Stress management can help break this cycle. Because ashwagandha is an adaptogen, it is an ideal herb for assisting in stress response and relief from the persistent worry that accompanies trying to conceive.
This robust herb also help support the endocrine system, which is a vital component of healthy reproduction. It enhances endocrine function by relieving adrenal stress.
It isn't just women that ashwagandha helps. Men can also nourish their reproductive hormones and reproductive functions with ashwagandha. One study found that ashwagandha’s therapeutic properties supported male infertility treatment.
Does ashwagandha have side effects?
One of the main characteristics of adaptogenic herbs is that they do not harm the body. Opium helps reduce the symptoms of stress too, but we couldn’t call it an adaptogen because of its obvious negative side effects.
But although ashwagandha should not have side effects, every body is different, and it is impossible to predict with 100% confidence how one person to the next will react when taking a new supplement.
Consumer Lab reports the most common side effects in studies reported as headache, sleepiness, and stomach upset. They also note that ashwagandha may potentially lower blood pressure and blood sugar, and increase thyroid hormone levels. That is why it is so important to discuss taking new supplements with a licensed medical practitioner or your personal physician.
Can ashwagandha be taken on an empty stomach?
Ashwagandha can be taken on an empty stomach and some people find that it works better that way. It can also be paired with a small snack if you are concerned about discomfort on an empty stomach.
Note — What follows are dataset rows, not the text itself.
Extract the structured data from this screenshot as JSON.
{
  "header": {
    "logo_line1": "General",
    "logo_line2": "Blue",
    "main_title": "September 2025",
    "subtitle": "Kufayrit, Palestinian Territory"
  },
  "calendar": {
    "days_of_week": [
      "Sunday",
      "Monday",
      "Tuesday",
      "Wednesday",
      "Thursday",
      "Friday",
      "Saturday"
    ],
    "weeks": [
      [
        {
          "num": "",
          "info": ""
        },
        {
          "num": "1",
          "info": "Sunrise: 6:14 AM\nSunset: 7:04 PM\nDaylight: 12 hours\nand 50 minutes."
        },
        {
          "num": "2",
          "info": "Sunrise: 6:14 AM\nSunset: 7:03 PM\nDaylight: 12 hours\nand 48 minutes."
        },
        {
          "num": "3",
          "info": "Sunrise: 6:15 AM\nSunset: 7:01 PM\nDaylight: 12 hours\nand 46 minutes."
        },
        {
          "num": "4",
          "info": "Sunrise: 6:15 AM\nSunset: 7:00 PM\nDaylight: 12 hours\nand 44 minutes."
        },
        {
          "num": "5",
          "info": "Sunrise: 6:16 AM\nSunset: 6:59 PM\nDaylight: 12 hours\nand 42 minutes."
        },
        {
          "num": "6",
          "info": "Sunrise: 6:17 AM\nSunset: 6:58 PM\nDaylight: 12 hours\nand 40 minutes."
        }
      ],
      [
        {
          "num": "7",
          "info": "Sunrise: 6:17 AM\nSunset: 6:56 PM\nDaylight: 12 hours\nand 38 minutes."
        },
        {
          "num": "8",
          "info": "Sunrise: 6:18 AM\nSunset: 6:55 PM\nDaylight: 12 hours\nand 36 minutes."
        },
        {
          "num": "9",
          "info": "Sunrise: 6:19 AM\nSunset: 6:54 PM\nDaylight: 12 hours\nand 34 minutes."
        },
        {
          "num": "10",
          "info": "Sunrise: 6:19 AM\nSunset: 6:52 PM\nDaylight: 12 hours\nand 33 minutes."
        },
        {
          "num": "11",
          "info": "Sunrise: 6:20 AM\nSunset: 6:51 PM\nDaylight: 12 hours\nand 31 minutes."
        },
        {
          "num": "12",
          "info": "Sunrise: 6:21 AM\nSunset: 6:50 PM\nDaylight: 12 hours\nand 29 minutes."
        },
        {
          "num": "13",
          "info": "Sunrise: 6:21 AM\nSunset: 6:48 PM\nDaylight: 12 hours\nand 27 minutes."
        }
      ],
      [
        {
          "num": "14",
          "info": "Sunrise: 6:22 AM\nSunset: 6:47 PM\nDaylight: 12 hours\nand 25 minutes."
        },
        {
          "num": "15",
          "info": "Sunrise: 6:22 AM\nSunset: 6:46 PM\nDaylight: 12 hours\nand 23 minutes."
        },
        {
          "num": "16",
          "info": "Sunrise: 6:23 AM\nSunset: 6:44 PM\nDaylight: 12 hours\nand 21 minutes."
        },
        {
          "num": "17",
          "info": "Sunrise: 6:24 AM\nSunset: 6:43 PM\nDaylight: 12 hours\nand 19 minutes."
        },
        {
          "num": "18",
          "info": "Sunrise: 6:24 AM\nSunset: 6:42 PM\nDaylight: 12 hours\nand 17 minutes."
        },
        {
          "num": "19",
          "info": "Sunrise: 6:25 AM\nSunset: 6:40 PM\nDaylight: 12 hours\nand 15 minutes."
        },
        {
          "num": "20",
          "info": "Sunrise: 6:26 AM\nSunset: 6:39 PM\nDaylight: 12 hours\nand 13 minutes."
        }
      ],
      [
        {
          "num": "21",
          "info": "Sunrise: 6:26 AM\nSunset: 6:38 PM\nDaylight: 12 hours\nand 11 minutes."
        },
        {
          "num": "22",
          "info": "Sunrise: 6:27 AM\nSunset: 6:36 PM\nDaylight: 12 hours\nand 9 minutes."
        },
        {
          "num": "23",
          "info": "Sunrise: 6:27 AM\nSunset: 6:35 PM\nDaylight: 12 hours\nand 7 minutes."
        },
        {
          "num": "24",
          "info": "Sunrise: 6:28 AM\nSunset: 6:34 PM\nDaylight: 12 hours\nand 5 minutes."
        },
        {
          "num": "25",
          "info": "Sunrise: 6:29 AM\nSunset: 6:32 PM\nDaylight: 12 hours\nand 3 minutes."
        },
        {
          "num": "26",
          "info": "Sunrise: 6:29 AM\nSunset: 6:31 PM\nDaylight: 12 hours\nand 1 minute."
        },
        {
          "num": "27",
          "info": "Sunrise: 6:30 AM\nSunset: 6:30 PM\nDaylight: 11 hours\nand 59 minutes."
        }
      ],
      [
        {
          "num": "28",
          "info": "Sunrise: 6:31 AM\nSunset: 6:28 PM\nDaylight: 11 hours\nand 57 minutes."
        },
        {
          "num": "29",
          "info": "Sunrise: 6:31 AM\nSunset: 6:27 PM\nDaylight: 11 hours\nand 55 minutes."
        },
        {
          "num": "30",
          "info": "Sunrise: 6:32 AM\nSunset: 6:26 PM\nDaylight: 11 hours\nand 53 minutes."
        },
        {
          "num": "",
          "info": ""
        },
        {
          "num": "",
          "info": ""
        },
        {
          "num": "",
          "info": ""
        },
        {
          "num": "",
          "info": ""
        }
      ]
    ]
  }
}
How long does it take for ashwagandha to start working?
How quickly supplements begin to work in the body greatly depends on other factors in your life.
There is no magic pill for good health. Supplements can help to nourish your body, especially in conjunction with other healthy habits. It is essential to eat a balanced diet and get enough exercise in order for your body to receive the herbal benefits that nature has to offer.
When used in conjunction with a healthy lifestyle, ashwagandha can begin to impact the body beneficially within two weeks. The quality of your ashwagandha supplement is what will make the biggest difference. A high-concentration, full-spectrum extract is required to make the biggest impact in your body. At least 600 mg per day is also recommended to improve your ashwagandha experience.
Herbalist K.P. Khalsa recommends higher doses for improved results while using ashwagandha. This is especially necessary for people who regularly engaging in poor diet and lifestyle h bits and experience elevated levels of stress. Khalsa also notes that continued use produces the best results.
You cannot take ashwagandha overnight and expect it to start working right away. Most of the time, it takes a while for herbs and natural ingredients to synergistically work with your body before feeling any benefit. Depending on your health already, it may take several months to experience or even notice big changes.